With a reputation for reliability, the Maxon range of high-precision drives and systems is fast becoming as familiar in aerospace development as it is in so many other endeavours where component failure is simply not an option. Artificial hearts, race car engines, satellite navigation equipment, surgical tools, subsea welding machines and numerous other applications all benefit from Maxon's technology.
In the highly competitive world of commercial airlines it is essential that passenger comfort features can be counted upon to operate reliably at all times. Success depends heavily on providing passengers with a pleasant, comfortable flying experience - every time. Motorised features such as a TV screen that descends from the ceiling, and blinds that can be raised and lowered effortlessly, all add to that experience. So, too, does efficient and reliable valve control for the toilets, and the motorised adjustment mechanism in a growing number of airliner seats.
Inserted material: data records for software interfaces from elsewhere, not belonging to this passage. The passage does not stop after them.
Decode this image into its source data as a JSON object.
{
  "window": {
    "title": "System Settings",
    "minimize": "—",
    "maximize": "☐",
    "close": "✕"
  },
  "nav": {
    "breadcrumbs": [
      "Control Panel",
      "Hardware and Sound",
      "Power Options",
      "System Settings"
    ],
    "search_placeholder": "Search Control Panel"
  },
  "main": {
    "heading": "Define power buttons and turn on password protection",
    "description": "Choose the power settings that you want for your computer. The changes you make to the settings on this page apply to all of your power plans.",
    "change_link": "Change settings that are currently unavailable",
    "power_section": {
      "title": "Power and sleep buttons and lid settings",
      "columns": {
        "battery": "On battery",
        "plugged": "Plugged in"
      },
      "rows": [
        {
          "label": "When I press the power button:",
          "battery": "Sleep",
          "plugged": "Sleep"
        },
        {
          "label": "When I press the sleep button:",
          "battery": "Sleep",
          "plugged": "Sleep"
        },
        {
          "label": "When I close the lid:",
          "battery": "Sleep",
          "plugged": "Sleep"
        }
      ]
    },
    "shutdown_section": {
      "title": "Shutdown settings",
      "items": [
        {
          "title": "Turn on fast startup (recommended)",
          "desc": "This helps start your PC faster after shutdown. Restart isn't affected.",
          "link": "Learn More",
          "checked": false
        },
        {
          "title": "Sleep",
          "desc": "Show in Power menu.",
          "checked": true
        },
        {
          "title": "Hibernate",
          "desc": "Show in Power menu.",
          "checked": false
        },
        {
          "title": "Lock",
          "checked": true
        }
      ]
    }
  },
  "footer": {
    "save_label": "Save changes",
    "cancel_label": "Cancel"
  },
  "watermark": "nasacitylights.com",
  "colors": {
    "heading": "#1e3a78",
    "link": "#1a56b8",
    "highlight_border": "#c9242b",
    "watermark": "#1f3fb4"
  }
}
One recent issue of concern to airline designers has been that cabin air can be contaminated by oil that has seeped past the engine seals. A new solution to this problem is to draw air through inlets on the wings, separate from the engines. The control valves for that system are operated by motors that need to be dependable even at temperatures as low as -50degC. For Maxon, whose motors on the NASA Mars rovers work at temperatures as low as -120degC, that is not a problem.
While reliability is top of the designers' list of priorities, low noise and low weight are two other important considerations. Smooth, quiet motor performance is all part of ensuring comfort, while lightweight design in all systems contributes to fuel economy. And when it comes to systems involved in actually flying the aircraft - the autopilot equipment, for example - high precision is essential. Needless to say, Maxon drives and systems meet all of those demands.
Maxon Motor is introducing a completely new development in the design of planetary gearheads, which will go on display for the first time ever at this year's Farnborough Airshow (14-20 July 2008). It is said to be incredibly quiet in operation.
On stand E12, Hall 4 Maxon will also exhibit a representative sample from its massive current range of 147,000 dependable precision motors, gearheads, encoders, controllers and other components. Visitors can also request free copies of the latest Maxon catalogue. Designed not just as a sales catalogue but as an essential reference work that should be on every engineer's shelf, each copy also contains a free CD-ROM that holds the same information plus the Maxon electronic selection program.
In most cases it should be easy to choose the most appropriate components for any particular system by referring to the data presented. Useful advice, diagrams and formulae are given to help in this process. The Maxon selection program takes this further by automatically identifying individual products and combinations of products that closely match the design's requirements - with no need for laborious manual calculations. It is even possible to take CAD images of Maxon components and drop them straight into the design.
But while information technology is a vital tool, Maxon recognises that some problems require the help of a human being. CEO Keith Ellenden states: "At Maxon Motor UK we have a team of highly qualified and experienced product engineers, ready, willing and able to work with designers on their projects - and they will be on our stand at Farnborough. They are all engineers, just like our customers, and they really love a challenge. They will come out to look at the project, do the calculations and present the solution. And if the answer does not lie within our 147,000 off-the-peg solutions, we can create one that is tailor-made."
For a copy of the free Maxon catalogue and free Maxon selection program call +44 (0)1189 733 337 or visit www.maxonmotor.co.uk.